#### Your objective:
Word for word, write out all the entries below, omitting every picture.

(Component data from apps and pages)
========

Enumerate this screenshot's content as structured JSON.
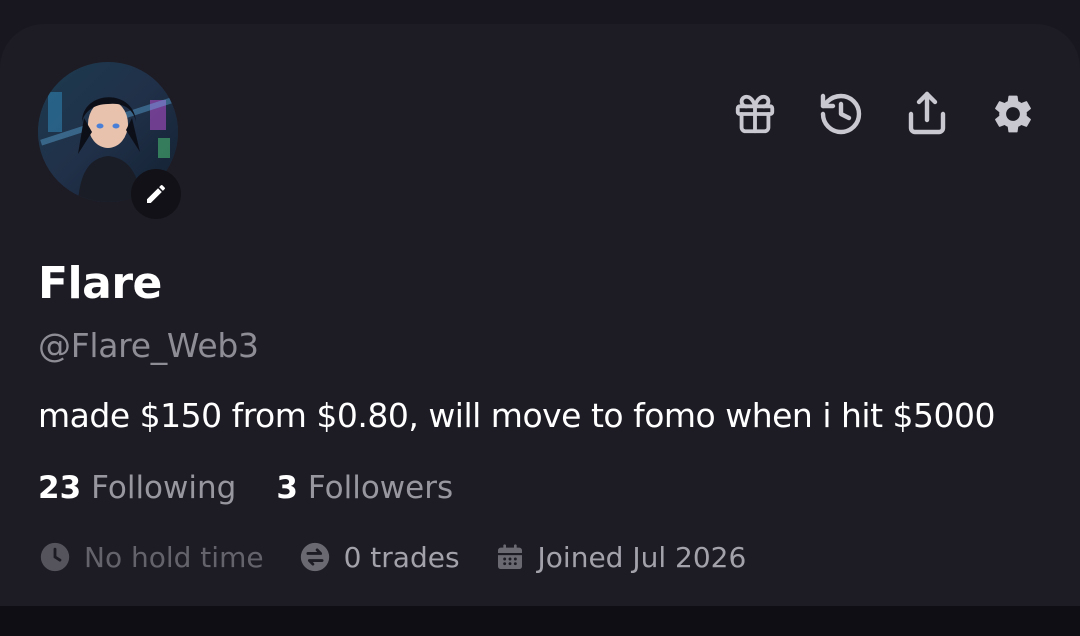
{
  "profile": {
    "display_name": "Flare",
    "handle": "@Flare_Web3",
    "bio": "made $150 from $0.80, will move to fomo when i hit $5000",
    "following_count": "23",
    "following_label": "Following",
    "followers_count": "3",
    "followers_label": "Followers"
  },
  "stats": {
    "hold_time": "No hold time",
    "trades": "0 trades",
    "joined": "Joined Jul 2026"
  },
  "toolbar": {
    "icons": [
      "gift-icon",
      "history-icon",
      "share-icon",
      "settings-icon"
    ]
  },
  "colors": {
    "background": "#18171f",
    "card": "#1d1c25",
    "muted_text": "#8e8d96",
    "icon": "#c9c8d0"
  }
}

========

#### Output of the exercise:
Enumerate this screenshot's content as structured JSON.
{
  "profile": {
    "display_name": "Flare",
    "handle": "@Flare_Web3",
    "bio": "made $150 from $0.80, will move to fomo when i hit $5000",
    "following_count": "23",
    "following_label": "Following",
    "followers_count": "3",
    "followers_label": "Followers"
  },
  "stats": {
    "hold_time": "No hold time",
    "trades": "0 trades",
    "joined": "Joined Jul 2026"
  },
  "toolbar": {
    "icons": [
      "gift-icon",
      "history-icon",
      "share-icon",
      "settings-icon"
    ]
  },
  "colors": {
    "background": "#18171f",
    "card": "#1d1c25",
    "muted_text": "#8e8d96",
    "icon": "#c9c8d0"
  }
}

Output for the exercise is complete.